Collection entries ▸
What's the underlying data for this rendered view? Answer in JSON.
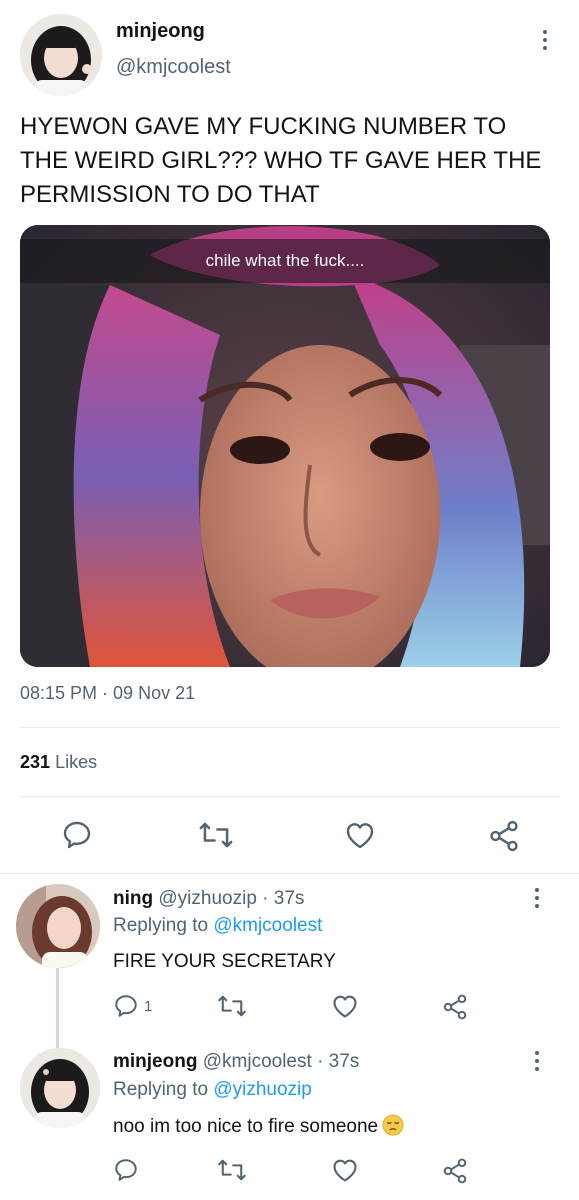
{
  "main_tweet": {
    "author_name": "minjeong",
    "author_handle": "@kmjcoolest",
    "text": "HYEWON GAVE MY FUCKING NUMBER TO THE WEIRD GIRL??? WHO TF GAVE HER THE PERMISSION TO DO THAT",
    "media_caption": "chile what the fuck....",
    "timestamp": "08:15 PM · 09 Nov 21",
    "likes_count": "231",
    "likes_label": "Likes",
    "actions": [
      "reply-icon",
      "retweet-icon",
      "like-icon",
      "share-icon"
    ]
  },
  "replies": [
    {
      "author_name": "ning",
      "author_handle": "@yizhuozip",
      "time": "· 37s",
      "replying_label": "Replying to",
      "replying_to": "@kmjcoolest",
      "text": "FIRE YOUR SECRETARY",
      "reply_count": "1"
    },
    {
      "author_name": "minjeong",
      "author_handle": "@kmjcoolest",
      "time": "· 37s",
      "replying_label": "Replying to",
      "replying_to": "@yizhuozip",
      "text": "noo im too nice to fire someone",
      "emoji": "pensive-face"
    }
  ],
  "colors": {
    "text": "#0f1419",
    "secondary": "#536471",
    "link": "#1d9bf0",
    "divider": "#e6ebef"
  }
}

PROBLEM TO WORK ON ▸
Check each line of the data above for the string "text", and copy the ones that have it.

RESULT OF THIS EXERCISE ▸
    "text": "HYEWON GAVE MY FUCKING NUMBER TO THE WEIRD GIRL??? WHO TF GAVE HER THE PERMISSION TO DO THAT",
      "text": "FIRE YOUR SECRETARY",
      "text": "noo im too nice to fire someone",
    "text": "#0f1419",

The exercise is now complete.